:: TRY IT ::
Where a line holds the word "Sách", count it, then give only the total for the entries below.

----------------------------------------

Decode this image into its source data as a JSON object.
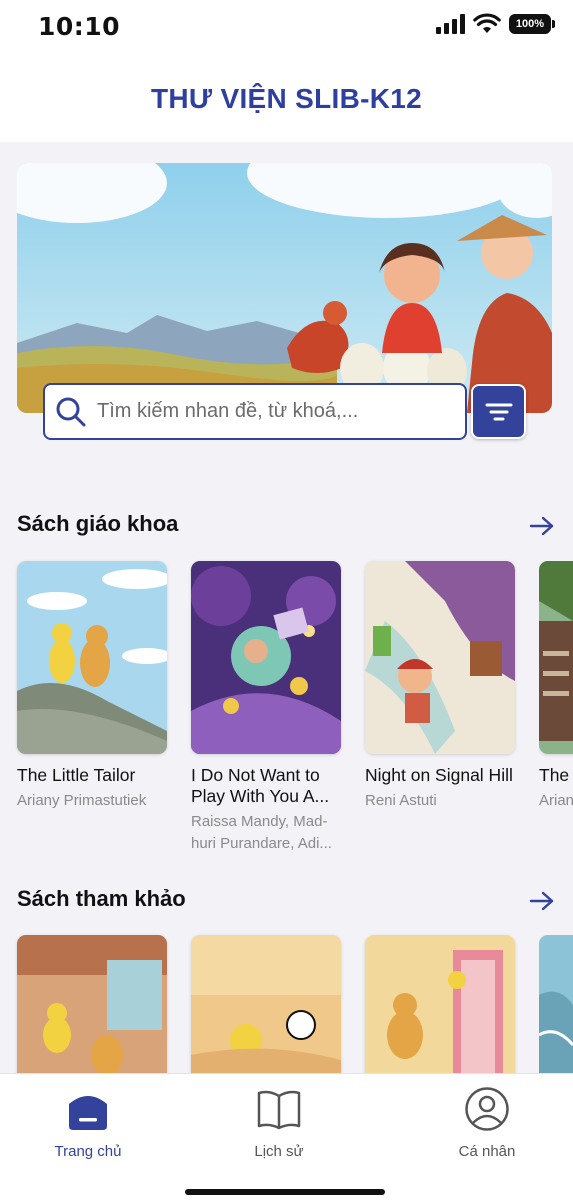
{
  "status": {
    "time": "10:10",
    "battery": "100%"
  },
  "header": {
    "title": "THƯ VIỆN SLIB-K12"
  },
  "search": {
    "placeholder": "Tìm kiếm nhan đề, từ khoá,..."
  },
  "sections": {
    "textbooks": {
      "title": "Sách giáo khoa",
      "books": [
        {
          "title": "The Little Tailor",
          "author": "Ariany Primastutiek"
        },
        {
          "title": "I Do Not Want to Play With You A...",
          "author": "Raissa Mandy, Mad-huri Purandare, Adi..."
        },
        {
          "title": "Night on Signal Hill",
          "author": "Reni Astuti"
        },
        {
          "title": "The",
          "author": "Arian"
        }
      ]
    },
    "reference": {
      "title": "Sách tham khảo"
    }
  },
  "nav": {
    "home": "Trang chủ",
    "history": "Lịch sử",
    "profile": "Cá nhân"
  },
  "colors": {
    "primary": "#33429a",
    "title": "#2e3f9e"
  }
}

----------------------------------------

:: RESULT ::
2